- [Exercise inputs]:
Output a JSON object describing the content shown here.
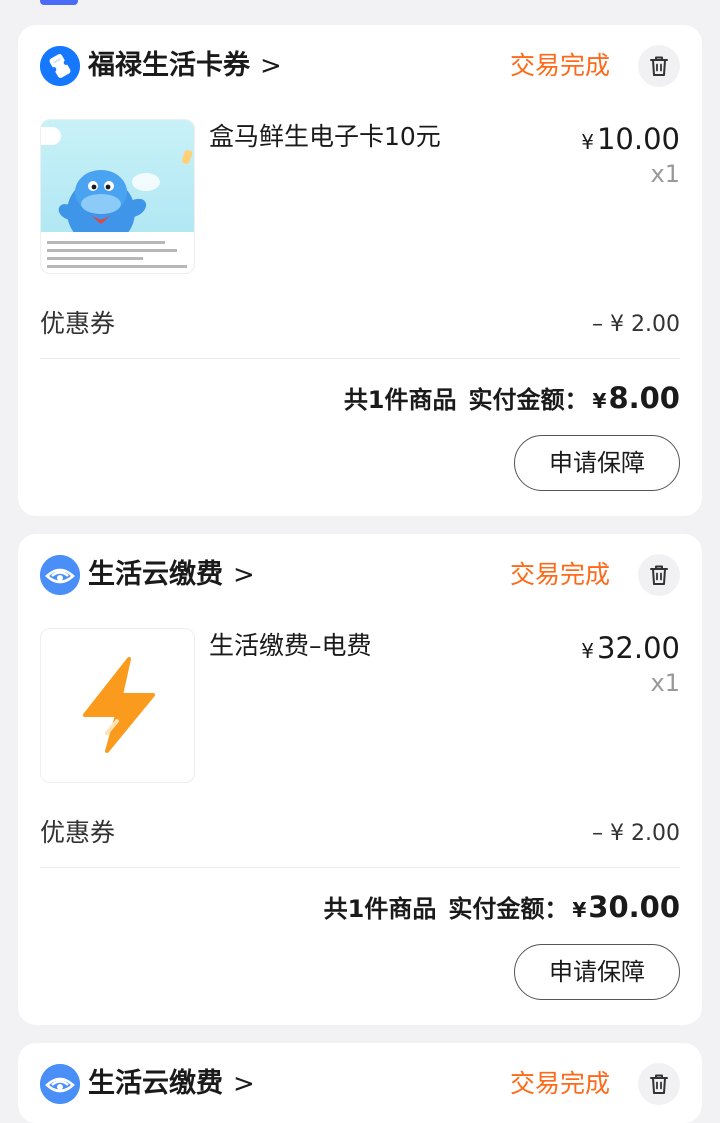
{
  "colors": {
    "accent": "#1677ff",
    "status_orange": "#ff6a1a",
    "cloud_icon_blue": "#4a8ff7",
    "lightning_orange": "#fa9b1e"
  },
  "orders": [
    {
      "shop_name": "福禄生活卡券",
      "shop_icon": "ticket-icon",
      "status": "交易完成",
      "product_name": "盒马鲜生电子卡10元",
      "product_image": "hippo-mascot-card-image",
      "price_symbol": "¥",
      "price": "10.00",
      "quantity": "x1",
      "coupon_label": "优惠券",
      "coupon_value": "– ¥ 2.00",
      "count_text": "共1件商品",
      "paid_label": "实付金额：",
      "paid_symbol": "¥",
      "paid_amount": "8.00",
      "protect_button": "申请保障"
    },
    {
      "shop_name": "生活云缴费",
      "shop_icon": "cloud-eye-icon",
      "status": "交易完成",
      "product_name": "生活缴费–电费",
      "product_image": "lightning-icon",
      "price_symbol": "¥",
      "price": "32.00",
      "quantity": "x1",
      "coupon_label": "优惠券",
      "coupon_value": "– ¥ 2.00",
      "count_text": "共1件商品",
      "paid_label": "实付金额：",
      "paid_symbol": "¥",
      "paid_amount": "30.00",
      "protect_button": "申请保障"
    },
    {
      "shop_name": "生活云缴费",
      "shop_icon": "cloud-eye-icon",
      "status": "交易完成"
    }
  ]
}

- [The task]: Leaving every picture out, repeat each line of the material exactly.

- [Task output]:
Output a JSON object describing the content shown here.
{
  "colors": {
    "accent": "#1677ff",
    "status_orange": "#ff6a1a",
    "cloud_icon_blue": "#4a8ff7",
    "lightning_orange": "#fa9b1e"
  },
  "orders": [
    {
      "shop_name": "福禄生活卡券",
      "shop_icon": "ticket-icon",
      "status": "交易完成",
      "product_name": "盒马鲜生电子卡10元",
      "product_image": "hippo-mascot-card-image",
      "price_symbol": "¥",
      "price": "10.00",
      "quantity": "x1",
      "coupon_label": "优惠券",
      "coupon_value": "– ¥ 2.00",
      "count_text": "共1件商品",
      "paid_label": "实付金额：",
      "paid_symbol": "¥",
      "paid_amount": "8.00",
      "protect_button": "申请保障"
    },
    {
      "shop_name": "生活云缴费",
      "shop_icon": "cloud-eye-icon",
      "status": "交易完成",
      "product_name": "生活缴费–电费",
      "product_image": "lightning-icon",
      "price_symbol": "¥",
      "price": "32.00",
      "quantity": "x1",
      "coupon_label": "优惠券",
      "coupon_value": "– ¥ 2.00",
      "count_text": "共1件商品",
      "paid_label": "实付金额：",
      "paid_symbol": "¥",
      "paid_amount": "30.00",
      "protect_button": "申请保障"
    },
    {
      "shop_name": "生活云缴费",
      "shop_icon": "cloud-eye-icon",
      "status": "交易完成"
    }
  ]
}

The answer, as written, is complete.